Bryophyte and macrolichen diversity show contrasting elevation relationships and are negatively affected by disturbances in laurel forests of Madeira island

Steffen Boch, Anabela Martins, Sara Ruas, Susana Fontinha, Palmira Carvalho, Fábio Reis, Ariel Bergamini & Manuela Sim-Sim

The unique laurel forest of Madeira island is a bryophyte and lichen diversity hotspot. Photo credit: Ariel Bergamini.

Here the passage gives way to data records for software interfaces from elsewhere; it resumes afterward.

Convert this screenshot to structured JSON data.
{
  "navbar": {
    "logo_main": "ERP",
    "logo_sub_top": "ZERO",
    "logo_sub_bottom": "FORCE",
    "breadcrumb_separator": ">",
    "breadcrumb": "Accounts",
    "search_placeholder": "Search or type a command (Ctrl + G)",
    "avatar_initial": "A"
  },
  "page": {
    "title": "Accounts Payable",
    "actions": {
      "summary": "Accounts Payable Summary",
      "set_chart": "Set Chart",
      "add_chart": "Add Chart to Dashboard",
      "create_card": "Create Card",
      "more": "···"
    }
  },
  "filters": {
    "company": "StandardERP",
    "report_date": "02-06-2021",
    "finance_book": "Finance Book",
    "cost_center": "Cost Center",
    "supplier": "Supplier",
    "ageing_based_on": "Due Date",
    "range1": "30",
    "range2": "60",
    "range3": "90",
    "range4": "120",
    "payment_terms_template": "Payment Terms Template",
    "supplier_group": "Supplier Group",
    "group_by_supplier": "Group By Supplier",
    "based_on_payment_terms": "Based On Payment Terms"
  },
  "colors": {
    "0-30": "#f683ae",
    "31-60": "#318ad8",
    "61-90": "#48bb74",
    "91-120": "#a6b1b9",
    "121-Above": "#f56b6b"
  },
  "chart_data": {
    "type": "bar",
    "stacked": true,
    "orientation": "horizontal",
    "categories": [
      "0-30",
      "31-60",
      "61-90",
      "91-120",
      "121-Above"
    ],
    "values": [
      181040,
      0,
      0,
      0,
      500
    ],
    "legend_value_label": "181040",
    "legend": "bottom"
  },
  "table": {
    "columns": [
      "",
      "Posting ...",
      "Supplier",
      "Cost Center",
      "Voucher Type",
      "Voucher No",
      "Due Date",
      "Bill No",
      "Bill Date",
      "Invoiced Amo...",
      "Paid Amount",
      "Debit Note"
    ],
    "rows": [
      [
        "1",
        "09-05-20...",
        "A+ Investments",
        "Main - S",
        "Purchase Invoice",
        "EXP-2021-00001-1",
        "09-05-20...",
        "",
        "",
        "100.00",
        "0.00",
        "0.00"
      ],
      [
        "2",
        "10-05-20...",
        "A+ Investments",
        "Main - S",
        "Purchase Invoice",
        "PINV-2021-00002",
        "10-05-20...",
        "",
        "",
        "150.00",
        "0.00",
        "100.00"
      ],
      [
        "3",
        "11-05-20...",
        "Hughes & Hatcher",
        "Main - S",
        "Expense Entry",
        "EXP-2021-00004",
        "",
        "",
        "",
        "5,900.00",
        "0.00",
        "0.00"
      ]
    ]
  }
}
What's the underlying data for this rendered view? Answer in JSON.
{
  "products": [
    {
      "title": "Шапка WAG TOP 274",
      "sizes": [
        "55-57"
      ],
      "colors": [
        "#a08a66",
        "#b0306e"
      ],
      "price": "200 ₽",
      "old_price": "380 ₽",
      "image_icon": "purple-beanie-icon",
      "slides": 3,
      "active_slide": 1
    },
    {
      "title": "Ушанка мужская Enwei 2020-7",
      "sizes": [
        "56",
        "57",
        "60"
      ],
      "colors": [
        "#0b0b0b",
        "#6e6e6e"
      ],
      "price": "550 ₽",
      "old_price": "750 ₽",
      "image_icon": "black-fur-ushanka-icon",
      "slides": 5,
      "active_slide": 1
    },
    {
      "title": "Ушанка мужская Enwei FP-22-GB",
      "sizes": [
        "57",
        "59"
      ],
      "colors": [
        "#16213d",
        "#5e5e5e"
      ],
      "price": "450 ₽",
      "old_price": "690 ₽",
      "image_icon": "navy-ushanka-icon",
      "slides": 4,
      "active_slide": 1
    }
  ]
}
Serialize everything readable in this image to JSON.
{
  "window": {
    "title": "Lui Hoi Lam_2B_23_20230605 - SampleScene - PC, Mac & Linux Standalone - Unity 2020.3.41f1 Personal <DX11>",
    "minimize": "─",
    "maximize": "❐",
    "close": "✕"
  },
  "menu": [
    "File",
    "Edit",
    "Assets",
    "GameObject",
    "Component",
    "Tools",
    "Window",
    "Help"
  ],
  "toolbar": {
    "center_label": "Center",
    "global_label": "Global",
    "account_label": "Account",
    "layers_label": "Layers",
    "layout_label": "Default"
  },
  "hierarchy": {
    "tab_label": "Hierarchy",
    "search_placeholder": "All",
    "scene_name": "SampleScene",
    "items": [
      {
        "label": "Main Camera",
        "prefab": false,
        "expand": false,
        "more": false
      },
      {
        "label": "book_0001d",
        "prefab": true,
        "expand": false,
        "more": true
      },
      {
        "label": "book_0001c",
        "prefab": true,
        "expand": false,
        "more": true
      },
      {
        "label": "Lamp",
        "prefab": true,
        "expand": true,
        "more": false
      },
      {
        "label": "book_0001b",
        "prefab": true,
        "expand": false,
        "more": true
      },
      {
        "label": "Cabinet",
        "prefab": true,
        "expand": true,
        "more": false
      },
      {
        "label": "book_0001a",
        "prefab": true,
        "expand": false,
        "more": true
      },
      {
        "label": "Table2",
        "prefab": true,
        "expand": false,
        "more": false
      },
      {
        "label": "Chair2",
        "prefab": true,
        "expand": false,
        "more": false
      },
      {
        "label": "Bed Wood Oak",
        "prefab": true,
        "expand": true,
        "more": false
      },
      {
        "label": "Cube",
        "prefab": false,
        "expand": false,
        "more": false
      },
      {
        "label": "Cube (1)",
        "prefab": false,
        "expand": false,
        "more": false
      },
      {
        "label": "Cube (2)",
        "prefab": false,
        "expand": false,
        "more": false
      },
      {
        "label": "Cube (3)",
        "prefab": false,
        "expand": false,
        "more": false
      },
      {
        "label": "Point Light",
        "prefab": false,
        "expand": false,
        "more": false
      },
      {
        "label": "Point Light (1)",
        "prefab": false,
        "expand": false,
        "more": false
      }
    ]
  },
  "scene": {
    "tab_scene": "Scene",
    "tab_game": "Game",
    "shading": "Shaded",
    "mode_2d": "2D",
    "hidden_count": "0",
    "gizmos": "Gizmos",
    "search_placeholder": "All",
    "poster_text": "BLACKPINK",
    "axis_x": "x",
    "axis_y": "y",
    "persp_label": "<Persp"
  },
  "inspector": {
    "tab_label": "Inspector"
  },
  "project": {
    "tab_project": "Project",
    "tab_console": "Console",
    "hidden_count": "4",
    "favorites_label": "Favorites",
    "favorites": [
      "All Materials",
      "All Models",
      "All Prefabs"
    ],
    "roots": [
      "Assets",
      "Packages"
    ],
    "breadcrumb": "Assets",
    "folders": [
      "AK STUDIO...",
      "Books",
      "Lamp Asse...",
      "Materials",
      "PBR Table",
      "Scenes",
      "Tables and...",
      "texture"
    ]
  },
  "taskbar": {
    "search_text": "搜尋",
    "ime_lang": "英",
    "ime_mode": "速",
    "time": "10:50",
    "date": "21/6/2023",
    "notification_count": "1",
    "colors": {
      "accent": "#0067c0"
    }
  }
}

Madeira Island belongs to the Madeira Archipelago (Portugal) and is located 600 km northwest of the Western African coast in the Atlantic Ocean. The island is famous for its unique laurel forest on the north coast that occupy altitudes of 300–1450 m a.s.l., where humidity is continuously high. Because of its exceptional biodiversity, including many endemic species, this habitat is a priority for nature conservation and has been designated as a UNESCO World Natural Heritage site.

Bryophytes (i.e., mosses, liverworts, hornworts) and lichens are important components of the Madeiran laurel forest biodiversity. 39% of all endemic bryophyte species of Macaronesia (i.e., Madeira, Canary, Azore and Cape Verde islands) are growing in the laurel forest of Madeira. Many bryophytes and lichens have narrow ecological niches with specific substrate or habitat requirements. Given their sensitivity to environmental change, they are ideal biological indicators and study objects for land-use and climate-change research. On Madeira Island, many bryophyte and lichen species are adapted to the continuously humid conditions of the laurel forest. However, although these species are sensitive indicators and contribute greatly to Macaronesian biodiversity, we know very little about their diversity patterns in Madeiras’ forests.

Madeiras’ climate projections indicate an average temperature increase of up to 3°C and a precipitation decrease of about 30% until 2100. This will likely trigger a shift in forest distribution to higher elevations and pose a threat to bryophyte and lichen diversity. Today’s warm low-elevation sites can help us to project how climatic conditions at currently colder high-elevation sites will potentially be in future. If species manage to move upward with warming, a study of species composition of current low-elevation sites might allow us to predict the potential future species composition of higher elevated sites. Hence, a study of biodiversity patterns along elevational gradients can help us to understand climate-warming effects.

In this study, we investigated macrolichen (i.e., excluding crust-forming lichens) and bryophyte species richness in disturbed stands and undisturbed stands along elevational gradients on Madeira island. Disturbed stands encompassed, for instance, former anthropogenic disturbances such as burning, logging, and agricultural areas.

Our findings confirm the value of the laurel forest of Madeira island as a bryophyte and lichen diversity hotspot. One of our novel finds was that disturbance reduced bryophyte and macrolichen species richness by an average of about 20%. This result supports calls for a strict protection status of the laurel forest and for reducing anthropogenic disturbances to a minimum, e.g., by efficient and fast suppression of forest fires.

While species richness of bryophytes, in particular of endemic bryophytes, peaked around 950 m altitude, macrolichen richness increased with elevation from the laurel to the more open tree-heath forests, which replace laurel forests at higher elevation. Given projections of a dryer and warmer climate on Madeira Island, our findings imply that bryophyte and lichen diversity will be imperiled. In particularly desiccation-sensitive species, including many endemic taxa, will be endangered because they rely on constantly humid conditions in their current habitats, the closed laurel forest at intermediate elevations or the light and very moist conditions in the more open tree-heath forests at high elevations.

The Region of Madeira has a high responsibility to protect the unique laurel forest and its biodiversity. To prevent future species extinctions, it is crucial to curb anthropogenic disturbance and promote natural forest regeneration on disturbed sites. As forest-fire frequencies might increase under the predicted climate-change scenarios, efficient and fast suppression of forest fires will be one of the most important measures.

This is a plain language summary for the paper of Boch et al. published in the Journal of Vegetation Science.